╭─ EXTRACTED ENTRIES
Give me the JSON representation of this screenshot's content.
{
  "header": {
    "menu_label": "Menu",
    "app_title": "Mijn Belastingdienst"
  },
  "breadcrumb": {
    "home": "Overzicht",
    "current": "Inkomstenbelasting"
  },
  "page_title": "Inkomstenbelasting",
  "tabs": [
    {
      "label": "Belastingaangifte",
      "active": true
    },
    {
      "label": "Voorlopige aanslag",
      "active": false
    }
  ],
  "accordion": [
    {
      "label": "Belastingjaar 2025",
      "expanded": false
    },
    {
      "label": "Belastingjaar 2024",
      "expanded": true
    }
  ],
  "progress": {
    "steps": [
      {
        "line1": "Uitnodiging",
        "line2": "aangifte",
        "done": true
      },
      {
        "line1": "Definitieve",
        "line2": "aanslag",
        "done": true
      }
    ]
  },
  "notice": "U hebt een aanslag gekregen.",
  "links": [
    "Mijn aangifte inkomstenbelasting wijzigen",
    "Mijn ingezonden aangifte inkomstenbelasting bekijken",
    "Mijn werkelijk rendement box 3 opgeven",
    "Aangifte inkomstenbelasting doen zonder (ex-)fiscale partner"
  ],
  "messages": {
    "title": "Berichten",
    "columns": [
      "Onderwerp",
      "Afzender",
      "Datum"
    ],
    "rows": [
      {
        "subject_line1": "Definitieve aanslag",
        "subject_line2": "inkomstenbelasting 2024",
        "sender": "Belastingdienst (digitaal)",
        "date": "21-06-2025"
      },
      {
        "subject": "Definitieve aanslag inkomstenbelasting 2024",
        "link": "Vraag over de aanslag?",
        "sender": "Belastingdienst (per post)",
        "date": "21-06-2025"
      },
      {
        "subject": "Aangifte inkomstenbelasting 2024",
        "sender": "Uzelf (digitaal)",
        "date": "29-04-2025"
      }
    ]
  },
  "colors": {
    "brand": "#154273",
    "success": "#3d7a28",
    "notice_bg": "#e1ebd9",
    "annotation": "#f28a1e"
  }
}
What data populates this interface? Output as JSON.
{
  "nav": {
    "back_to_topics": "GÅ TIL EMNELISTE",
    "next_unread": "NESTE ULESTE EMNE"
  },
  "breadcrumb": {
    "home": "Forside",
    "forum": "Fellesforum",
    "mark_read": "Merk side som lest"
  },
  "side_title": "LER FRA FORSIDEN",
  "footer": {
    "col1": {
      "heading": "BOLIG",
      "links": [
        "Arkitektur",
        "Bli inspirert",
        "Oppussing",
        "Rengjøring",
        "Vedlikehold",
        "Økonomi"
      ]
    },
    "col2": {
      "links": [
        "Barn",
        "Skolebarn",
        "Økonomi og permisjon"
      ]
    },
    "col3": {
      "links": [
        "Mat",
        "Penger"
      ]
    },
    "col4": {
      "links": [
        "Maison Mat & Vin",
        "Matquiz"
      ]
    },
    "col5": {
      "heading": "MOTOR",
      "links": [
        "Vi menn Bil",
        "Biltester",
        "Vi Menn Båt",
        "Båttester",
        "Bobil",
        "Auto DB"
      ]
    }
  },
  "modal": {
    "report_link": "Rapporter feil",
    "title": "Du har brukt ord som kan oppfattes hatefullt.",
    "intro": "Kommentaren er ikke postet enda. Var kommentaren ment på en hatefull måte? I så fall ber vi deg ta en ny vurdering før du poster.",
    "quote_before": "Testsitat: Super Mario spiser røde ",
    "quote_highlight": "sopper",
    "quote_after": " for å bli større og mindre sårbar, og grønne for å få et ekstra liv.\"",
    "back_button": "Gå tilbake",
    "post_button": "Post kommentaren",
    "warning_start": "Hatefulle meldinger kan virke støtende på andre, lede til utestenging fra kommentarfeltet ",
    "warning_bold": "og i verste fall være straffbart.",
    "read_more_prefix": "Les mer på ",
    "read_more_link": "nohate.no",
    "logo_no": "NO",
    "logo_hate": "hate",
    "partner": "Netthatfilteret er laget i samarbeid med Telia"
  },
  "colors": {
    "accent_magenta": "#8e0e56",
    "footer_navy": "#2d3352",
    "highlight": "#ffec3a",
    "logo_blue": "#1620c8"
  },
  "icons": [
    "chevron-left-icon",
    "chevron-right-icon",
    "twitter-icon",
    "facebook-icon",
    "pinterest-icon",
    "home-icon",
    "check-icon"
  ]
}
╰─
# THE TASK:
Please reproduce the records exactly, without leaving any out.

# EXERCISE OUTPUT:
Give me the JSON representation of this screenshot's content.
{
  "header": {
    "menu_label": "Menu",
    "app_title": "Mijn Belastingdienst"
  },
  "breadcrumb": {
    "home": "Overzicht",
    "current": "Inkomstenbelasting"
  },
  "page_title": "Inkomstenbelasting",
  "tabs": [
    {
      "label": "Belastingaangifte",
      "active": true
    },
    {
      "label": "Voorlopige aanslag",
      "active": false
    }
  ],
  "accordion": [
    {
      "label": "Belastingjaar 2025",
      "expanded": false
    },
    {
      "label": "Belastingjaar 2024",
      "expanded": true
    }
  ],
  "progress": {
    "steps": [
      {
        "line1": "Uitnodiging",
        "line2": "aangifte",
        "done": true
      },
      {
        "line1": "Definitieve",
        "line2": "aanslag",
        "done": true
      }
    ]
  },
  "notice": "U hebt een aanslag gekregen.",
  "links": [
    "Mijn aangifte inkomstenbelasting wijzigen",
    "Mijn ingezonden aangifte inkomstenbelasting bekijken",
    "Mijn werkelijk rendement box 3 opgeven",
    "Aangifte inkomstenbelasting doen zonder (ex-)fiscale partner"
  ],
  "messages": {
    "title": "Berichten",
    "columns": [
      "Onderwerp",
      "Afzender",
      "Datum"
    ],
    "rows": [
      {
        "subject_line1": "Definitieve aanslag",
        "subject_line2": "inkomstenbelasting 2024",
        "sender": "Belastingdienst (digitaal)",
        "date": "21-06-2025"
      },
      {
        "subject": "Definitieve aanslag inkomstenbelasting 2024",
        "link": "Vraag over de aanslag?",
        "sender": "Belastingdienst (per post)",
        "date": "21-06-2025"
      },
      {
        "subject": "Aangifte inkomstenbelasting 2024",
        "sender": "Uzelf (digitaal)",
        "date": "29-04-2025"
      }
    ]
  },
  "colors": {
    "brand": "#154273",
    "success": "#3d7a28",
    "notice_bg": "#e1ebd9",
    "annotation": "#f28a1e"
  }
}
What data populates this interface? Output as JSON.
{
  "nav": {
    "back_to_topics": "GÅ TIL EMNELISTE",
    "next_unread": "NESTE ULESTE EMNE"
  },
  "breadcrumb": {
    "home": "Forside",
    "forum": "Fellesforum",
    "mark_read": "Merk side som lest"
  },
  "side_title": "LER FRA FORSIDEN",
  "footer": {
    "col1": {
      "heading": "BOLIG",
      "links": [
        "Arkitektur",
        "Bli inspirert",
        "Oppussing",
        "Rengjøring",
        "Vedlikehold",
        "Økonomi"
      ]
    },
    "col2": {
      "links": [
        "Barn",
        "Skolebarn",
        "Økonomi og permisjon"
      ]
    },
    "col3": {
      "links": [
        "Mat",
        "Penger"
      ]
    },
    "col4": {
      "links": [
        "Maison Mat & Vin",
        "Matquiz"
      ]
    },
    "col5": {
      "heading": "MOTOR",
      "links": [
        "Vi menn Bil",
        "Biltester",
        "Vi Menn Båt",
        "Båttester",
        "Bobil",
        "Auto DB"
      ]
    }
  },
  "modal": {
    "report_link": "Rapporter feil",
    "title": "Du har brukt ord som kan oppfattes hatefullt.",
    "intro": "Kommentaren er ikke postet enda. Var kommentaren ment på en hatefull måte? I så fall ber vi deg ta en ny vurdering før du poster.",
    "quote_before": "Testsitat: Super Mario spiser røde ",
    "quote_highlight": "sopper",
    "quote_after": " for å bli større og mindre sårbar, og grønne for å få et ekstra liv.\"",
    "back_button": "Gå tilbake",
    "post_button": "Post kommentaren",
    "warning_start": "Hatefulle meldinger kan virke støtende på andre, lede til utestenging fra kommentarfeltet ",
    "warning_bold": "og i verste fall være straffbart.",
    "read_more_prefix": "Les mer på ",
    "read_more_link": "nohate.no",
    "logo_no": "NO",
    "logo_hate": "hate",
    "partner": "Netthatfilteret er laget i samarbeid med Telia"
  },
  "colors": {
    "accent_magenta": "#8e0e56",
    "footer_navy": "#2d3352",
    "highlight": "#ffec3a",
    "logo_blue": "#1620c8"
  },
  "icons": [
    "chevron-left-icon",
    "chevron-right-icon",
    "twitter-icon",
    "facebook-icon",
    "pinterest-icon",
    "home-icon",
    "check-icon"
  ]
}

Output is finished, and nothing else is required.